------ DATA EXTRACT
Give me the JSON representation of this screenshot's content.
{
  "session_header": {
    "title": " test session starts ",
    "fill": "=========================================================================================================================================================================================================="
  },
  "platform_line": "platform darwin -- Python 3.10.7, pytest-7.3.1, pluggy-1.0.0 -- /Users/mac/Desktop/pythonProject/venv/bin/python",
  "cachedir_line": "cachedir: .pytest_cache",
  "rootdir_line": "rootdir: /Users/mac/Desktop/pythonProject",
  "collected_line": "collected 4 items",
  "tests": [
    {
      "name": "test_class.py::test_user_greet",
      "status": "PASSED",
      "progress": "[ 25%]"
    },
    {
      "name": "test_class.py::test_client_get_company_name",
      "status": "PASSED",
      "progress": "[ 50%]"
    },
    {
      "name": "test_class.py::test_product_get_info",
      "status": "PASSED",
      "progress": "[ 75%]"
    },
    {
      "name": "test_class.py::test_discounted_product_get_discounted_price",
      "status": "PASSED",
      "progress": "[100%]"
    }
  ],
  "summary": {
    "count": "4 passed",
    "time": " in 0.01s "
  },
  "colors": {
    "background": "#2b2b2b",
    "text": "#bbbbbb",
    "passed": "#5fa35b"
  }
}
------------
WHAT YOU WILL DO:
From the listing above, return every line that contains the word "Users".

ANSWER BELOW:
  "platform_line": "platform darwin -- Python 3.10.7, pytest-7.3.1, pluggy-1.0.0 -- /Users/mac/Desktop/pythonProject/venv/bin/python",
  "rootdir_line": "rootdir: /Users/mac/Desktop/pythonProject",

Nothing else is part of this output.